The picture of success
You and your team can create something biggerBy Teri Karjala
For decades now, goal-setting and visualization have been considered crucial ingredients for success. Motivational speakers, Olympic athletes and even mainstream films and books, like The Secret, have stressed the importance of thoughts and visualization in achieving your dreams, whether business-related or focused on other aspects of your life.
Years of familiarity with these concepts and many similar prescriptions from the likes of Napoleon Hill, Jack Canfield and Anthony Robbins have convinced me to put theory into practice. Recently, I decided to conduct my own experiment and document the entire journey.
Because I love learning, I’ve long put into practice what I’ve been taught. My latest teacher is Cameron Herold, author of Double Double: How to Double Your Revenue and Profit in 3 Years or Less. In this book, Herold introduces a concept that inspired me to act: the concept of creating a “painted picture.”
I used the principles and techniques outlined in the book to start the process of creating a painted picture. The painted picture of my practice involves many others and so is collaborative. I invite you to check out our updates and journey on Facebook.
A Harvard study found that those who wrote down their goals were far more likely to achieve them. I have always believed this, but in growing a business, I wanted to find a way to incorporate everyone on my team to be a part of creating something bigger. When I read about the collaborative aspects of the “painted picture” concept, I implemented it immediately into our practice.
Five major steps are involved in creating a “painted picture” for your business or practice:
1. Get Clear on Your Goals.
The first step is getting clear. What do you want to see in your practice or business for the next three years? The focus of this particular book is to double your revenue in three years. That may seem like a small goal, not particularly difficult to achieve, but completing the process recommended in the book can lead to additional growth. Topics that we brainstormed, including some specific to my goals, were:
• What we do
• Achievements by April 2015
• How we feel
• Board of directors
• Culture and spirit
• ColoradoBiz Magazine
• Community Giving
• Customer Service
• Media/Social Media
• Core Values
2. Do Some Mind Mapping.
Take five minutes and begin to “mind map” on the topic areas that you have chosen or that are relevant to you. Have any staff, contracted help, etc., do the same with their goals for the business.

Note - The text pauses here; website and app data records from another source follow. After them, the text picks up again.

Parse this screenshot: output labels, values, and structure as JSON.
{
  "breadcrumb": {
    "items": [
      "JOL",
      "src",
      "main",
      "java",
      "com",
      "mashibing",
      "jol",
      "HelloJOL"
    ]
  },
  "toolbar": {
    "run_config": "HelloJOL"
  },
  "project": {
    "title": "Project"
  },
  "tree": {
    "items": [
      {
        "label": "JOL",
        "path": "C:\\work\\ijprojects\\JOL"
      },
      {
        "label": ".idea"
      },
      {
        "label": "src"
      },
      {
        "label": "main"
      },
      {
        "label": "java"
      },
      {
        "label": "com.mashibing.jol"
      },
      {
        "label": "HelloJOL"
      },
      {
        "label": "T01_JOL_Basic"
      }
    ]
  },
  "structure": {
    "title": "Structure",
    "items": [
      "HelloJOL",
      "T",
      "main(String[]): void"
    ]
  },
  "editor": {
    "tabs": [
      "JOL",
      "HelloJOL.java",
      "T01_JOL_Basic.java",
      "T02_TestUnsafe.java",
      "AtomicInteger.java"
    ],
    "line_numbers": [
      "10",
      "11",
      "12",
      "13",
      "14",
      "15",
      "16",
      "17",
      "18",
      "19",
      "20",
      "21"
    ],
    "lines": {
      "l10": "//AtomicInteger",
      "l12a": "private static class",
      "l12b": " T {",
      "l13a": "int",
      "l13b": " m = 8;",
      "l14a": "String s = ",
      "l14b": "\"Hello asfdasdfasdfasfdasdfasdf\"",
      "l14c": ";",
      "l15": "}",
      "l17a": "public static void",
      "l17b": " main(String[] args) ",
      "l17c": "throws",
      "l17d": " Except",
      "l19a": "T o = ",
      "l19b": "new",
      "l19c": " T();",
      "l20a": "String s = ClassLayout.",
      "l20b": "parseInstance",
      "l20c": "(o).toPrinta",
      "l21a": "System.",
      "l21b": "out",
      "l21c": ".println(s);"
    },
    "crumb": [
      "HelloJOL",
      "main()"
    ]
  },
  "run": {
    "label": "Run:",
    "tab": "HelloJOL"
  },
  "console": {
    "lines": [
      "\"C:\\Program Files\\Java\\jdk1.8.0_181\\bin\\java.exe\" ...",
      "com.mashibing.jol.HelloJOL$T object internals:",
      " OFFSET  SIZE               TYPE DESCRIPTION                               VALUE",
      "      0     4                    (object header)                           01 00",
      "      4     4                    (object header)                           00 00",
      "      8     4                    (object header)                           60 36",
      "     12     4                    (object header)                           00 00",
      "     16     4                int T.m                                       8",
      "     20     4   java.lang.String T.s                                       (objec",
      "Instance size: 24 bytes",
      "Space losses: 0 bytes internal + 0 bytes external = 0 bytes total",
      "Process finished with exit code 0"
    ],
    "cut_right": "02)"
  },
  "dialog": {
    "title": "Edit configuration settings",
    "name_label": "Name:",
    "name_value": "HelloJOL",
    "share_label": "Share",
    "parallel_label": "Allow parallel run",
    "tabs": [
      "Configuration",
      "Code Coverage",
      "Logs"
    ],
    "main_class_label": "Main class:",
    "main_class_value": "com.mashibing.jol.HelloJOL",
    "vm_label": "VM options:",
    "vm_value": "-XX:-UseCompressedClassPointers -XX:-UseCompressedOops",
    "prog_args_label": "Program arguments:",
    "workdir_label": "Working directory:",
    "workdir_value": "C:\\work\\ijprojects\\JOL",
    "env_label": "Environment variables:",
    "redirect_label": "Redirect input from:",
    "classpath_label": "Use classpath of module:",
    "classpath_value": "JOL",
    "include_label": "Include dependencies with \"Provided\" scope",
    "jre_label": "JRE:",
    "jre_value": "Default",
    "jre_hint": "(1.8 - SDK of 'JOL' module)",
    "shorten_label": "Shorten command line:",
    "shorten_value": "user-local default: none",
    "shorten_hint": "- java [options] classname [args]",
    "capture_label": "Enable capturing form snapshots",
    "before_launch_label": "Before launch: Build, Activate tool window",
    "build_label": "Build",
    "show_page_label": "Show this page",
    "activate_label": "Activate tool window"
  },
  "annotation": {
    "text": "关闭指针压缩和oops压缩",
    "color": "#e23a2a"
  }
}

Create an “Imagine when …” wall to highlight these goals. We have placed corkboards in our office kitchen and have printed out our goals for each of the areas listed above. It has been fun watching each person contribute different elements that represent their values and what they feel is important. This has also created a newfound sense of closeness and trust, as each person's goal reveals a little more about them to those they work with. I encourage getting as creative as possible and having fun with this process. If it is not up your alley, explore with others on your staff who might be interested in leading this creative process.
4. Look, Contemplate and Reflect.
Look, contemplate and reflect often on what it is that you are creating. Remember that creation is a constantly changing journey and that half the fun can be found in the process itself. Be careful about getting too wrapped up in the "how" of it all. Your job is to paint the picture and then imagine it until it almost magically jumps off your canvas. Often this happens in ways you could never anticipate. Avoid doubt by allowing yourself to keep an open mind. This kind of openness will allow you to really get a sense of what it feels like to achieve your goals as you imagine them.
5. Step Into Your Picture.
The last step is literally just stepping into your “painted picture” once it has physically manifested in your life!
Teri Karjala is a licensed professional counselor and marriage and family therapist. She can be reached directly at: firstname.lastname@example.org.